HEPA filters have caused controversy due to worries that the tiny fibers they contain could be hazardous to health. However, the latest scientific studies have shown that HEPA filters are safe and have found no evidence of damage.
Ozoneis known to be harmful to health, and certain regulatory bodies have taken action on this issue, banning air purifiers that generate ozone in some places. It is true that these products generate significant amounts of ozone, which can cause long-term damage to olfactory cells and lungs if inhaled.
Even more concerning is that symptoms can go away after repeated chronic exposure, making people unaware of the damage being done to their respiratory systems. Even small amounts of ozone can be dangerous; a Canadian study found that measurable bronchial reactivity can occur at ozone concentrations as low as 0.35 parts per million. Ozone can even react with common household cleaners, such as terpenes, which are more commonly known in pine and citrus fragrances, forming formaldehyde, a Group 1 human carcinogen. Ozone can also cause rubber and plastic to deteriorate prematurely in amounts as low as 0.35 parts per million.
Air purifiers do not emit harmful radiation, but only a low-frequency electromagnetic field (EMF) when electrical currents flow. This EMF is safe and the level is comparatively lower than that of a laptop, microwave ovens, cell phones. Most household air purifiers use less than 60 watts of electricity with a 60 Hz and 120 V low-frequency power supply. Some air purifiers, under appropriate conditions, can effectively remove certain respirable size particles (e.g., tobacco smoke particles).

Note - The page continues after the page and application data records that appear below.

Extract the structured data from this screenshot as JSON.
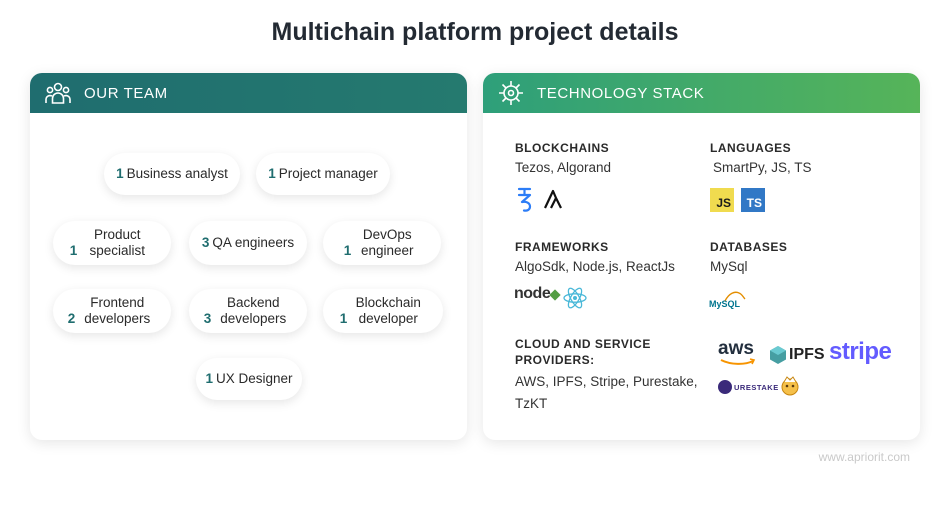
{
  "title": "Multichain platform project details",
  "team": {
    "header": "OUR TEAM",
    "members": [
      {
        "count": "1",
        "role": "Business analyst"
      },
      {
        "count": "1",
        "role": "Project manager"
      },
      {
        "count": "1",
        "role": "Product specialist"
      },
      {
        "count": "3",
        "role": "QA engineers"
      },
      {
        "count": "1",
        "role": "DevOps engineer"
      },
      {
        "count": "2",
        "role": "Frontend developers"
      },
      {
        "count": "3",
        "role": "Backend developers"
      },
      {
        "count": "1",
        "role": "Blockchain developer"
      },
      {
        "count": "1",
        "role": "UX Designer"
      }
    ]
  },
  "stack": {
    "header": "TECHNOLOGY STACK",
    "blockchains": {
      "title": "BLOCKCHAINS",
      "text": "Tezos, Algorand"
    },
    "languages": {
      "title": "LANGUAGES",
      "text": "SmartPy, JS, TS"
    },
    "frameworks": {
      "title": "FRAMEWORKS",
      "text": "AlgoSdk, Node.js, ReactJs"
    },
    "databases": {
      "title": "DATABASES",
      "text": "MySql"
    },
    "cloud": {
      "title": "CLOUD AND SERVICE PROVIDERS:",
      "text": "AWS, IPFS, Stripe, Purestake, TzKT"
    }
  },
  "logos": {
    "js": "JS",
    "ts": "TS",
    "node": "node",
    "mysql": "MySQL",
    "aws": "aws",
    "ipfs": "IPFS",
    "stripe": "stripe",
    "purestake": "URESTAKE"
  },
  "colors": {
    "teal": "#1f6d6f",
    "green": "#56b459",
    "stripe": "#635bff",
    "js_yellow": "#f0db4f",
    "ts_blue": "#3178c6"
  },
  "watermark": "www.apriorit.com"
}
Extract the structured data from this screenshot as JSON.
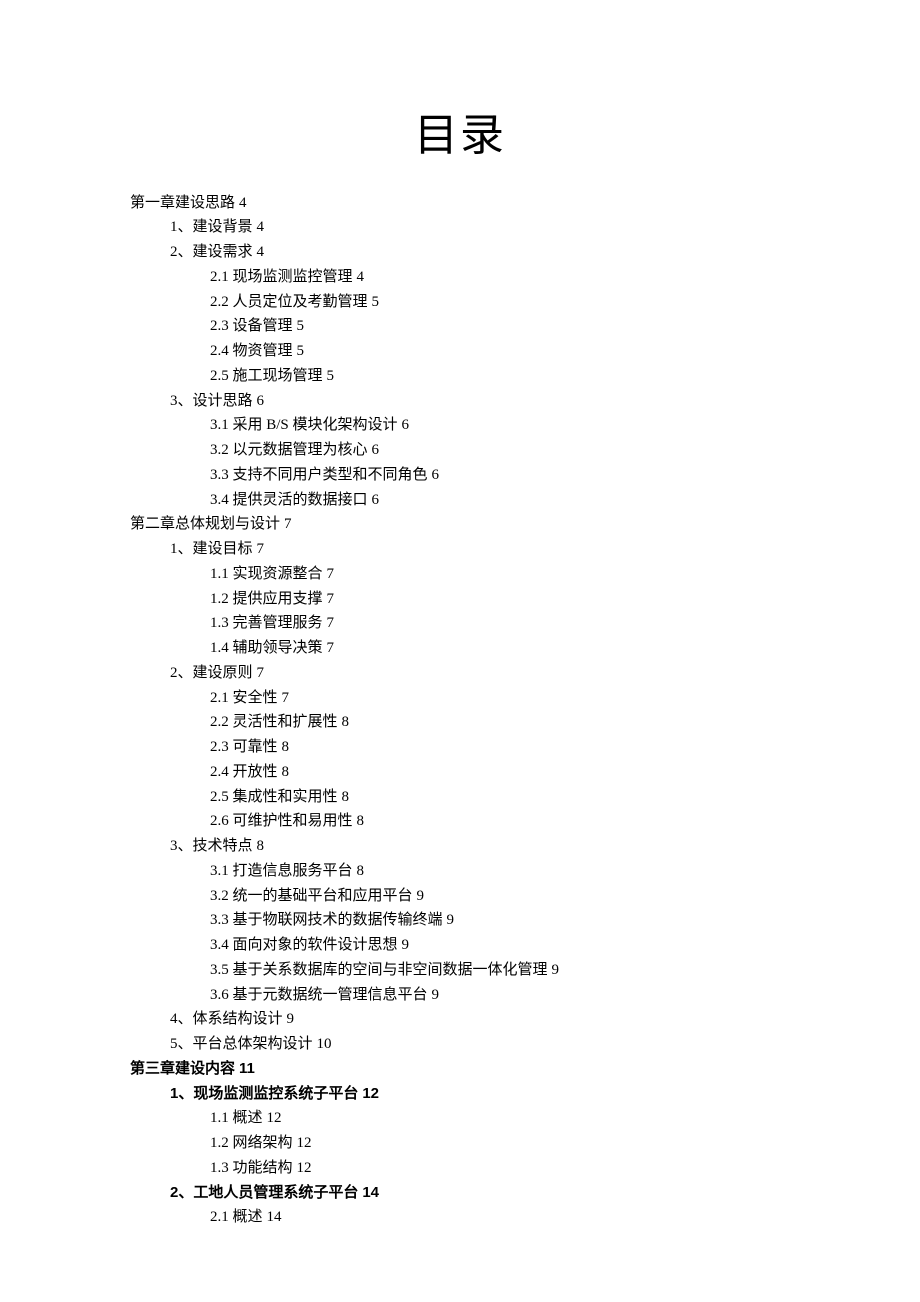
{
  "title": "目录",
  "toc": [
    {
      "level": 1,
      "text": "第一章建设思路",
      "page": "4",
      "bold": false
    },
    {
      "level": 2,
      "text": "1、建设背景",
      "page": "4",
      "bold": false
    },
    {
      "level": 2,
      "text": "2、建设需求",
      "page": "4",
      "bold": false
    },
    {
      "level": 3,
      "text": "2.1 现场监测监控管理",
      "page": "4",
      "bold": false
    },
    {
      "level": 3,
      "text": "2.2 人员定位及考勤管理",
      "page": "5",
      "bold": false
    },
    {
      "level": 3,
      "text": "2.3 设备管理",
      "page": "5",
      "bold": false
    },
    {
      "level": 3,
      "text": "2.4 物资管理",
      "page": "5",
      "bold": false
    },
    {
      "level": 3,
      "text": "2.5 施工现场管理",
      "page": "5",
      "bold": false
    },
    {
      "level": 2,
      "text": "3、设计思路",
      "page": "6",
      "bold": false
    },
    {
      "level": 3,
      "text": "3.1 采用 B/S 模块化架构设计",
      "page": "6",
      "bold": false
    },
    {
      "level": 3,
      "text": "3.2 以元数据管理为核心",
      "page": "6",
      "bold": false
    },
    {
      "level": 3,
      "text": "3.3 支持不同用户类型和不同角色",
      "page": "6",
      "bold": false
    },
    {
      "level": 3,
      "text": "3.4 提供灵活的数据接口",
      "page": "6",
      "bold": false
    },
    {
      "level": 1,
      "text": "第二章总体规划与设计",
      "page": "7",
      "bold": false
    },
    {
      "level": 2,
      "text": "1、建设目标",
      "page": "7",
      "bold": false
    },
    {
      "level": 3,
      "text": "1.1 实现资源整合",
      "page": "7",
      "bold": false
    },
    {
      "level": 3,
      "text": "1.2 提供应用支撑",
      "page": "7",
      "bold": false
    },
    {
      "level": 3,
      "text": "1.3 完善管理服务",
      "page": "7",
      "bold": false
    },
    {
      "level": 3,
      "text": "1.4 辅助领导决策",
      "page": "7",
      "bold": false
    },
    {
      "level": 2,
      "text": "2、建设原则",
      "page": "7",
      "bold": false
    },
    {
      "level": 3,
      "text": "2.1 安全性",
      "page": "7",
      "bold": false
    },
    {
      "level": 3,
      "text": "2.2 灵活性和扩展性",
      "page": "8",
      "bold": false
    },
    {
      "level": 3,
      "text": "2.3 可靠性",
      "page": "8",
      "bold": false
    },
    {
      "level": 3,
      "text": "2.4 开放性",
      "page": "8",
      "bold": false
    },
    {
      "level": 3,
      "text": "2.5 集成性和实用性",
      "page": "8",
      "bold": false
    },
    {
      "level": 3,
      "text": "2.6 可维护性和易用性",
      "page": "8",
      "bold": false
    },
    {
      "level": 2,
      "text": "3、技术特点",
      "page": "8",
      "bold": false
    },
    {
      "level": 3,
      "text": "3.1 打造信息服务平台",
      "page": "8",
      "bold": false
    },
    {
      "level": 3,
      "text": "3.2 统一的基础平台和应用平台",
      "page": "9",
      "bold": false
    },
    {
      "level": 3,
      "text": "3.3 基于物联网技术的数据传输终端",
      "page": "9",
      "bold": false
    },
    {
      "level": 3,
      "text": "3.4 面向对象的软件设计思想",
      "page": "9",
      "bold": false
    },
    {
      "level": 3,
      "text": "3.5 基于关系数据库的空间与非空间数据一体化管理",
      "page": "9",
      "bold": false
    },
    {
      "level": 3,
      "text": "3.6 基于元数据统一管理信息平台",
      "page": "9",
      "bold": false
    },
    {
      "level": 2,
      "text": "4、体系结构设计",
      "page": "9",
      "bold": false
    },
    {
      "level": 2,
      "text": "5、平台总体架构设计",
      "page": "10",
      "bold": false
    },
    {
      "level": 1,
      "text": "第三章建设内容",
      "page": "11",
      "bold": true
    },
    {
      "level": 2,
      "text": "1、现场监测监控系统子平台",
      "page": "12",
      "bold": true
    },
    {
      "level": 3,
      "text": "1.1 概述",
      "page": "12",
      "bold": false
    },
    {
      "level": 3,
      "text": "1.2 网络架构",
      "page": "12",
      "bold": false
    },
    {
      "level": 3,
      "text": "1.3 功能结构",
      "page": "12",
      "bold": false
    },
    {
      "level": 2,
      "text": "2、工地人员管理系统子平台",
      "page": "14",
      "bold": true
    },
    {
      "level": 3,
      "text": "2.1 概述",
      "page": "14",
      "bold": false
    }
  ]
}
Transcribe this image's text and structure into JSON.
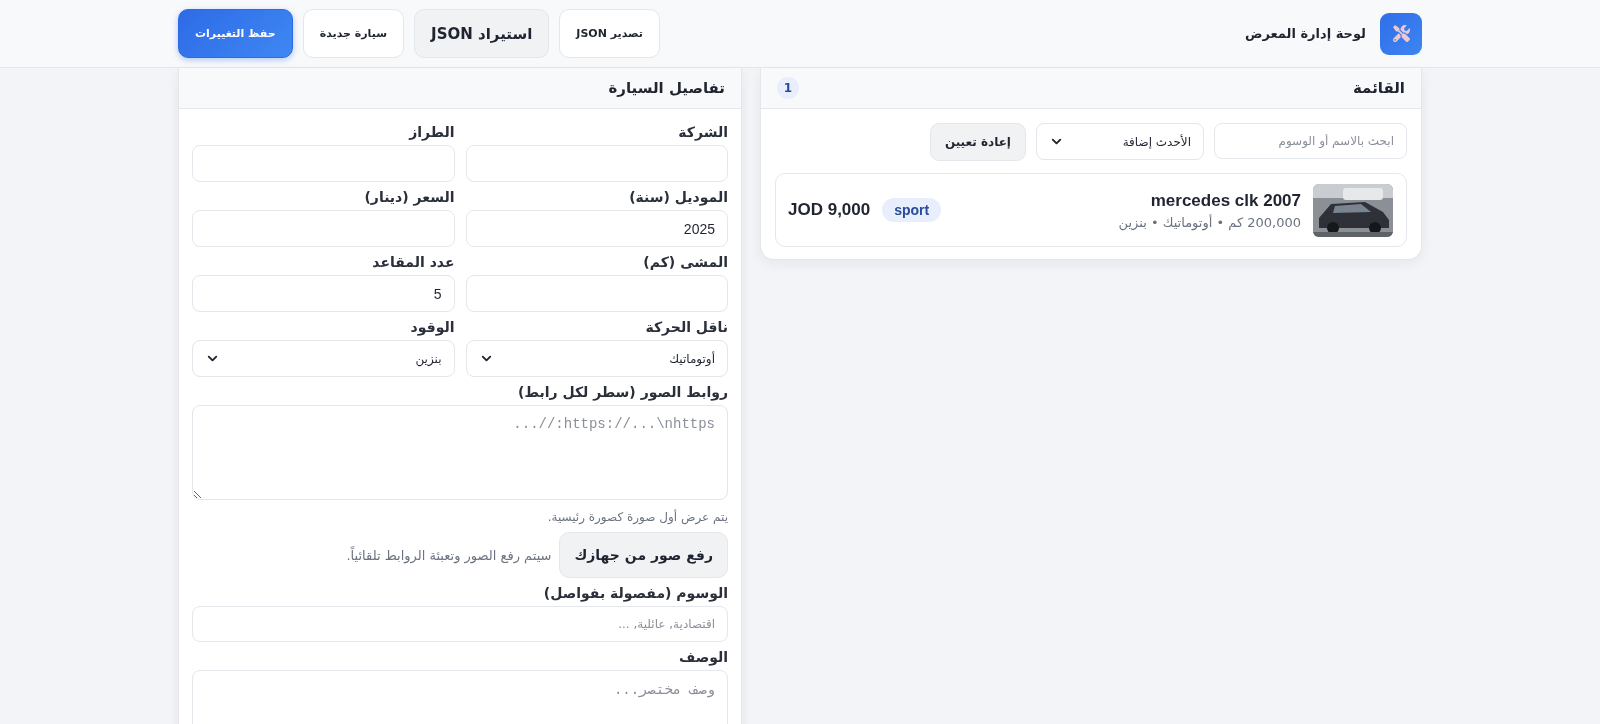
{
  "header": {
    "title": "لوحة إدارة المعرض",
    "buttons": [
      {
        "label": "تصدير JSON",
        "kind": "default"
      },
      {
        "label": "استيراد JSON",
        "kind": "muted"
      },
      {
        "label": "سيارة جديدة",
        "kind": "default"
      },
      {
        "label": "حفظ التغييرات",
        "kind": "primary"
      }
    ]
  },
  "list": {
    "title": "القائمة",
    "count": "1",
    "search": {
      "placeholder": "ابحث بالاسم أو الوسوم"
    },
    "sort": {
      "value": "الأحدث إضافة"
    },
    "reset": "إعادة تعيين",
    "cars": [
      {
        "kind": "picture",
        "title": "mercedes clk 2007",
        "meta": "200,000 كم • أوتوماتيك • بنزين",
        "tag": "sport",
        "price": "JOD 9,000"
      }
    ]
  },
  "form": {
    "title": "تفاصيل السيارة",
    "fields": [
      {
        "label": "الشركة",
        "kind": "input"
      },
      {
        "label": "الطراز",
        "kind": "input"
      },
      {
        "label": "الموديل (سنة)",
        "kind": "input",
        "value": "2025"
      },
      {
        "label": "السعر (دينار)",
        "kind": "input"
      },
      {
        "label": "المشى (كم)",
        "kind": "input"
      },
      {
        "label": "عدد المقاعد",
        "kind": "input",
        "value": "5"
      },
      {
        "label": "ناقل الحركة",
        "kind": "select",
        "value": "أوتوماتيك"
      },
      {
        "label": "الوقود",
        "kind": "select",
        "value": "بنزين"
      }
    ],
    "images": {
      "label": "روابط الصور (سطر لكل رابط)",
      "placeholder": "https://...\\nhttps://..."
    },
    "hint": "يتم عرض أول صورة كصورة رئيسية.",
    "upload": {
      "button": "رفع صور من جهازك",
      "note": "سيتم رفع الصور وتعبئة الروابط تلقائياً."
    },
    "tags": {
      "label": "الوسوم (مفصولة بفواصل)",
      "placeholder": "اقتصادية, عائلية, ..."
    },
    "description": {
      "label": "الوصف",
      "placeholder": "وصف مختصر..."
    }
  }
}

These invisible particles are a cause for concern because they can be inhaled deep into the lungs. Removing these particles can reduce the health-related effects of exposed individuals; these effects can range from eye and lung irritation to more serious effects, such as cancer and decreased lung function. Another problem with these ionizers is that they can produce ozone, “and this is very bad in an indoor environment” according to Dr. James Sublett, former clinical professor and head of allergy and immunology at the University of Louisville.
Ozone is a type of oxygen molecule produced by electrostatic reactions; although it naturally exists in the air we breathe, its concentrations tend to be very low. At higher concentrations, it can damage lungs and respiratory tissue. An air purifier cannot make you sick since it is a simple device designed to clean the air of harmful particles. While industrial air filtration units, including HEPA filters and gas phase filters, can be useful for keeping indoor air pollutant levels low in chemical facilities, they are not sufficient to ensure the safety of laboratory workers on their own. One of the most popular air purifiers you may have heard of are those that use “HEPA” filters; a mechanical air purifier uses an internal fan to draw air through a series of filters, trapping harmful particles before returning clean air to the room. There are also a few types of these, including HVAC filters, portable air purifiers, and ceiling mounted air purifiers. Do all of that, and a portable air purifier is worth buying, especially for people with allergies or asthma, people at risk for cardiovascular disease, and families with young children.
A carbon filter is the most suitable unit for cleaning gaseous VOCs from the air; for example when new furniture is released from gases. The American Lung Association also recommends purchasing air purifiers for families suffering from allergies, asthma and other sensitivities. If your home doesn't have a forced air system or if you're looking for something for your workplace, both Sublett and Edwards recommend a portable air purifier that has a built-in replaceable HEPA filter. For an air ionizer to work and be truly effective studies indicate that a truly strong ionizer is needed to thoroughly eliminate those annoying contaminants. Commercial air cleaners and industrial air filtration units will help protect the health of chemical laboratory workers by limiting their exposure to toxic chemical waste. For example if the air is in the presence of light for a quarter of a second you'll need a 26400 microwatt UV bulb. Industrial air filtration and ventilation will reduce the level of hazardous chemicals in the air either by trapping chemical particles in commercial air filters or by reducing their concentration by exchanging indoor air with outdoor air. Even so you should consider having an air purifier with a HEPA filter in your home since although its ability to hinder the transmission of coronavirus has not been proven it can be useful in some situations.
But because HEPA air purifiers don't mask odors in the same way as ozone generators you might want to see one that combines the HEPA filter with activated carbon that traps gases and chemicals that your HEPA filter can't trap.